Problem to solve
Below is a listing; return it in full, exactly as it appears.

━━━━━━

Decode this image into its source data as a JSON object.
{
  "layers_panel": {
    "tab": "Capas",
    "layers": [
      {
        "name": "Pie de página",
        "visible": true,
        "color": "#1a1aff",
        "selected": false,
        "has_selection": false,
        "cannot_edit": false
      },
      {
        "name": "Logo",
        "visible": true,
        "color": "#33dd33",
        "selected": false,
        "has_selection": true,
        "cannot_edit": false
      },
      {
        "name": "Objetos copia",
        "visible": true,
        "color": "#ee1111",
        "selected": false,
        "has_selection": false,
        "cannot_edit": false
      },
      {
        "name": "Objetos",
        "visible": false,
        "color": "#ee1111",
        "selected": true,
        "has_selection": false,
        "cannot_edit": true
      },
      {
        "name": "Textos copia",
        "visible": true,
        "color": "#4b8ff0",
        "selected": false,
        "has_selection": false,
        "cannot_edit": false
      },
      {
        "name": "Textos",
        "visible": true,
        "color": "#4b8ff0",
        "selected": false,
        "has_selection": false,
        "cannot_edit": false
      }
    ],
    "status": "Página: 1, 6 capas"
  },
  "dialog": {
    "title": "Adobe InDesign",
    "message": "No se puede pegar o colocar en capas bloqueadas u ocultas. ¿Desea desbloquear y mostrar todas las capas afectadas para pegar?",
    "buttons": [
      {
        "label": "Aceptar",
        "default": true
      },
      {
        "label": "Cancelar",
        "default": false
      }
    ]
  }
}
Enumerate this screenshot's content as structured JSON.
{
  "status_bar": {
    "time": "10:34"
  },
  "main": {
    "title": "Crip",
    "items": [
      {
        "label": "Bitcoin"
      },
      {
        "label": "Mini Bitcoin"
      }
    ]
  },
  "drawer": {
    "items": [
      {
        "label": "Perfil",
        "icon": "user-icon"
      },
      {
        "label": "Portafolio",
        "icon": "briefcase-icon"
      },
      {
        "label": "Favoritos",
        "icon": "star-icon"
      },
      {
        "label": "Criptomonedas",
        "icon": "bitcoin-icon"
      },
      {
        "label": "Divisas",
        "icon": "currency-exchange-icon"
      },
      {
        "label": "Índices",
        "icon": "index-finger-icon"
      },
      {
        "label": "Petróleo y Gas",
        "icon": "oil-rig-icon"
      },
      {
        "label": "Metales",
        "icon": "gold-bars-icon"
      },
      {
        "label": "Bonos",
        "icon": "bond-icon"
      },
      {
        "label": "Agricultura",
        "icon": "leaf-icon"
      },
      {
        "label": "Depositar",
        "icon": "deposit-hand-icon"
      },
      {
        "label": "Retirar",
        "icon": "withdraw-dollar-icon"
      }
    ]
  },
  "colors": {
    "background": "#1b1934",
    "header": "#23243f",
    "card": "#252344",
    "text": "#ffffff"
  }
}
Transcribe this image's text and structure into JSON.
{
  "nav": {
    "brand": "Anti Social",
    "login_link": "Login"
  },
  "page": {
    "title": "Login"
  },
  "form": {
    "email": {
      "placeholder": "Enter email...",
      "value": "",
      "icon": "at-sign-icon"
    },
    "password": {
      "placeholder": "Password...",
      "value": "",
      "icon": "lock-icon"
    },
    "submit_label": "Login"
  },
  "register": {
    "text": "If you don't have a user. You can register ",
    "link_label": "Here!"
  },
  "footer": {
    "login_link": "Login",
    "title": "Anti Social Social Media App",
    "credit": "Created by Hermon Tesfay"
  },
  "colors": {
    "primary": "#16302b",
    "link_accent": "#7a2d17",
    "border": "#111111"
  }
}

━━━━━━

Completed task
Decode this image into its source data as a JSON object.
{
  "layers_panel": {
    "tab": "Capas",
    "layers": [
      {
        "name": "Pie de página",
        "visible": true,
        "color": "#1a1aff",
        "selected": false,
        "has_selection": false,
        "cannot_edit": false
      },
      {
        "name": "Logo",
        "visible": true,
        "color": "#33dd33",
        "selected": false,
        "has_selection": true,
        "cannot_edit": false
      },
      {
        "name": "Objetos copia",
        "visible": true,
        "color": "#ee1111",
        "selected": false,
        "has_selection": false,
        "cannot_edit": false
      },
      {
        "name": "Objetos",
        "visible": false,
        "color": "#ee1111",
        "selected": true,
        "has_selection": false,
        "cannot_edit": true
      },
      {
        "name": "Textos copia",
        "visible": true,
        "color": "#4b8ff0",
        "selected": false,
        "has_selection": false,
        "cannot_edit": false
      },
      {
        "name": "Textos",
        "visible": true,
        "color": "#4b8ff0",
        "selected": false,
        "has_selection": false,
        "cannot_edit": false
      }
    ],
    "status": "Página: 1, 6 capas"
  },
  "dialog": {
    "title": "Adobe InDesign",
    "message": "No se puede pegar o colocar en capas bloqueadas u ocultas. ¿Desea desbloquear y mostrar todas las capas afectadas para pegar?",
    "buttons": [
      {
        "label": "Aceptar",
        "default": true
      },
      {
        "label": "Cancelar",
        "default": false
      }
    ]
  }
}
Enumerate this screenshot's content as structured JSON.
{
  "status_bar": {
    "time": "10:34"
  },
  "main": {
    "title": "Crip",
    "items": [
      {
        "label": "Bitcoin"
      },
      {
        "label": "Mini Bitcoin"
      }
    ]
  },
  "drawer": {
    "items": [
      {
        "label": "Perfil",
        "icon": "user-icon"
      },
      {
        "label": "Portafolio",
        "icon": "briefcase-icon"
      },
      {
        "label": "Favoritos",
        "icon": "star-icon"
      },
      {
        "label": "Criptomonedas",
        "icon": "bitcoin-icon"
      },
      {
        "label": "Divisas",
        "icon": "currency-exchange-icon"
      },
      {
        "label": "Índices",
        "icon": "index-finger-icon"
      },
      {
        "label": "Petróleo y Gas",
        "icon": "oil-rig-icon"
      },
      {
        "label": "Metales",
        "icon": "gold-bars-icon"
      },
      {
        "label": "Bonos",
        "icon": "bond-icon"
      },
      {
        "label": "Agricultura",
        "icon": "leaf-icon"
      },
      {
        "label": "Depositar",
        "icon": "deposit-hand-icon"
      },
      {
        "label": "Retirar",
        "icon": "withdraw-dollar-icon"
      }
    ]
  },
  "colors": {
    "background": "#1b1934",
    "header": "#23243f",
    "card": "#252344",
    "text": "#ffffff"
  }
}
Transcribe this image's text and structure into JSON.
{
  "nav": {
    "brand": "Anti Social",
    "login_link": "Login"
  },
  "page": {
    "title": "Login"
  },
  "form": {
    "email": {
      "placeholder": "Enter email...",
      "value": "",
      "icon": "at-sign-icon"
    },
    "password": {
      "placeholder": "Password...",
      "value": "",
      "icon": "lock-icon"
    },
    "submit_label": "Login"
  },
  "register": {
    "text": "If you don't have a user. You can register ",
    "link_label": "Here!"
  },
  "footer": {
    "login_link": "Login",
    "title": "Anti Social Social Media App",
    "credit": "Created by Hermon Tesfay"
  },
  "colors": {
    "primary": "#16302b",
    "link_accent": "#7a2d17",
    "border": "#111111"
  }
}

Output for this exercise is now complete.